Dataset rows describing interfaces
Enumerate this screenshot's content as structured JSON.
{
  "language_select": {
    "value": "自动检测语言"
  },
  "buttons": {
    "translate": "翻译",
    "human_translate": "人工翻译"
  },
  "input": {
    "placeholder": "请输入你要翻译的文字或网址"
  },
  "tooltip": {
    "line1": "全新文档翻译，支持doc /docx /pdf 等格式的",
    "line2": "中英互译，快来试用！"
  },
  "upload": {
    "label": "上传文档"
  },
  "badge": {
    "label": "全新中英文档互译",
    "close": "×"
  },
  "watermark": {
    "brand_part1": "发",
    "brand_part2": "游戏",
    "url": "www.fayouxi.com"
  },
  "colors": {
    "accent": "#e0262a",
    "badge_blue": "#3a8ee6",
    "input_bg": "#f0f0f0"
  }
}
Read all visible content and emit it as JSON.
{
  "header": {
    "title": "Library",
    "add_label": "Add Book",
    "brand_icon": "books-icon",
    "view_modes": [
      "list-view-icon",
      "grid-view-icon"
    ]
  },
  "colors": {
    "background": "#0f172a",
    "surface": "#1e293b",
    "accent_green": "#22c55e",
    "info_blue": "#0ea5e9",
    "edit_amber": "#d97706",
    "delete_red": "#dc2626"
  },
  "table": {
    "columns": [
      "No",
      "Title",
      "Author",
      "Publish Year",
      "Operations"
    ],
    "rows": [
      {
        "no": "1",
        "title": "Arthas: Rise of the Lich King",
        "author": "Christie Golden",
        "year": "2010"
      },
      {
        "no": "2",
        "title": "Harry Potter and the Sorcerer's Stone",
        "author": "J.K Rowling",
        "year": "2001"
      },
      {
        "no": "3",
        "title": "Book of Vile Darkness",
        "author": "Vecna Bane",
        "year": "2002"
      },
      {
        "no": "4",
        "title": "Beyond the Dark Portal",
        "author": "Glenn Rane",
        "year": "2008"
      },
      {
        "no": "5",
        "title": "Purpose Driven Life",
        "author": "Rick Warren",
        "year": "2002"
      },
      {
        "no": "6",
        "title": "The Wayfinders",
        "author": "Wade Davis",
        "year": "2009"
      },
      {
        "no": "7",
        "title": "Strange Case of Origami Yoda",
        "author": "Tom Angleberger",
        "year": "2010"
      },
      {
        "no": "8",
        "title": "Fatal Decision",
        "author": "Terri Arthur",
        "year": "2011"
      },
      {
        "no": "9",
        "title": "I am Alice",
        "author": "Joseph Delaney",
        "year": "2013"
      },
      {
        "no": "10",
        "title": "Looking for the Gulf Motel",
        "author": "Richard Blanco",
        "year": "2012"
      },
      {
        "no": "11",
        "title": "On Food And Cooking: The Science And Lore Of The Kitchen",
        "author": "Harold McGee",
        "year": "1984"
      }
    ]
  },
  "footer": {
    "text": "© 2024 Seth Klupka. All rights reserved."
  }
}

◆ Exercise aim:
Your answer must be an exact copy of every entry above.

◆ Solution for this problem:
Enumerate this screenshot's content as structured JSON.
{
  "language_select": {
    "value": "自动检测语言"
  },
  "buttons": {
    "translate": "翻译",
    "human_translate": "人工翻译"
  },
  "input": {
    "placeholder": "请输入你要翻译的文字或网址"
  },
  "tooltip": {
    "line1": "全新文档翻译，支持doc /docx /pdf 等格式的",
    "line2": "中英互译，快来试用！"
  },
  "upload": {
    "label": "上传文档"
  },
  "badge": {
    "label": "全新中英文档互译",
    "close": "×"
  },
  "watermark": {
    "brand_part1": "发",
    "brand_part2": "游戏",
    "url": "www.fayouxi.com"
  },
  "colors": {
    "accent": "#e0262a",
    "badge_blue": "#3a8ee6",
    "input_bg": "#f0f0f0"
  }
}
Read all visible content and emit it as JSON.
{
  "header": {
    "title": "Library",
    "add_label": "Add Book",
    "brand_icon": "books-icon",
    "view_modes": [
      "list-view-icon",
      "grid-view-icon"
    ]
  },
  "colors": {
    "background": "#0f172a",
    "surface": "#1e293b",
    "accent_green": "#22c55e",
    "info_blue": "#0ea5e9",
    "edit_amber": "#d97706",
    "delete_red": "#dc2626"
  },
  "table": {
    "columns": [
      "No",
      "Title",
      "Author",
      "Publish Year",
      "Operations"
    ],
    "rows": [
      {
        "no": "1",
        "title": "Arthas: Rise of the Lich King",
        "author": "Christie Golden",
        "year": "2010"
      },
      {
        "no": "2",
        "title": "Harry Potter and the Sorcerer's Stone",
        "author": "J.K Rowling",
        "year": "2001"
      },
      {
        "no": "3",
        "title": "Book of Vile Darkness",
        "author": "Vecna Bane",
        "year": "2002"
      },
      {
        "no": "4",
        "title": "Beyond the Dark Portal",
        "author": "Glenn Rane",
        "year": "2008"
      },
      {
        "no": "5",
        "title": "Purpose Driven Life",
        "author": "Rick Warren",
        "year": "2002"
      },
      {
        "no": "6",
        "title": "The Wayfinders",
        "author": "Wade Davis",
        "year": "2009"
      },
      {
        "no": "7",
        "title": "Strange Case of Origami Yoda",
        "author": "Tom Angleberger",
        "year": "2010"
      },
      {
        "no": "8",
        "title": "Fatal Decision",
        "author": "Terri Arthur",
        "year": "2011"
      },
      {
        "no": "9",
        "title": "I am Alice",
        "author": "Joseph Delaney",
        "year": "2013"
      },
      {
        "no": "10",
        "title": "Looking for the Gulf Motel",
        "author": "Richard Blanco",
        "year": "2012"
      },
      {
        "no": "11",
        "title": "On Food And Cooking: The Science And Lore Of The Kitchen",
        "author": "Harold McGee",
        "year": "1984"
      }
    ]
  },
  "footer": {
    "text": "© 2024 Seth Klupka. All rights reserved."
  }
}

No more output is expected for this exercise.